About this task
Report every line of the records that contains the word "Pages".

------ Excerpted data

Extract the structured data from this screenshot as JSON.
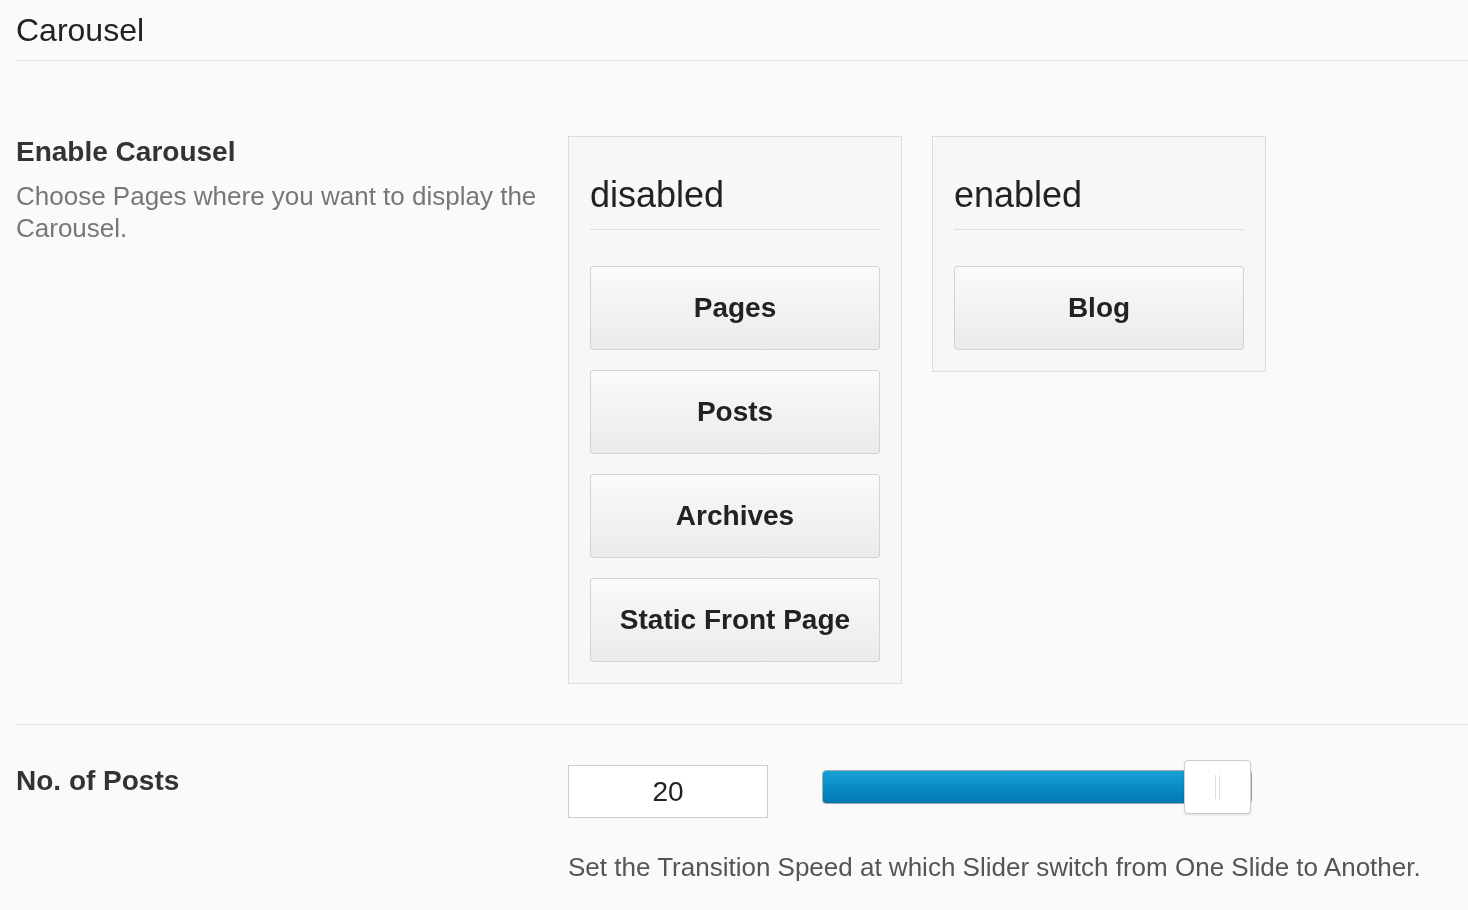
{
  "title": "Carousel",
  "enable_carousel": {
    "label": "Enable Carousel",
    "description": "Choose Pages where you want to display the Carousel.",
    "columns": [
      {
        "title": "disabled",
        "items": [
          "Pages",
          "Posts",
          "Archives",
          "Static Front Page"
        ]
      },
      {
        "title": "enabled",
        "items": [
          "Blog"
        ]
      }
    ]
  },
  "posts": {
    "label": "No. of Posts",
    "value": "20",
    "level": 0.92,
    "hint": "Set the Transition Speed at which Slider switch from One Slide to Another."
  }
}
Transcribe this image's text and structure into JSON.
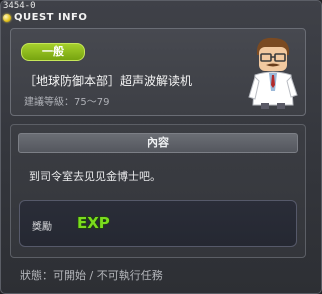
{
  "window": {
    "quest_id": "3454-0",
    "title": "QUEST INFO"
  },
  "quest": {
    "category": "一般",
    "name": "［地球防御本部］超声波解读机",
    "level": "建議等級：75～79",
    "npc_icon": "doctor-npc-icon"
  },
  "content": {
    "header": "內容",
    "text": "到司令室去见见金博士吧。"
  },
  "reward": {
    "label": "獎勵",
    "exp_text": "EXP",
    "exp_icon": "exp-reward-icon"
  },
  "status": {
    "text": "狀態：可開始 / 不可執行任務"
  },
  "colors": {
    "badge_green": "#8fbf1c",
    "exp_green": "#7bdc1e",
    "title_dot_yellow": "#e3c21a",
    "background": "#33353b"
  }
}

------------

Written answer
    "description": "Choose Pages where you want to display the Carousel.",
          "Pages",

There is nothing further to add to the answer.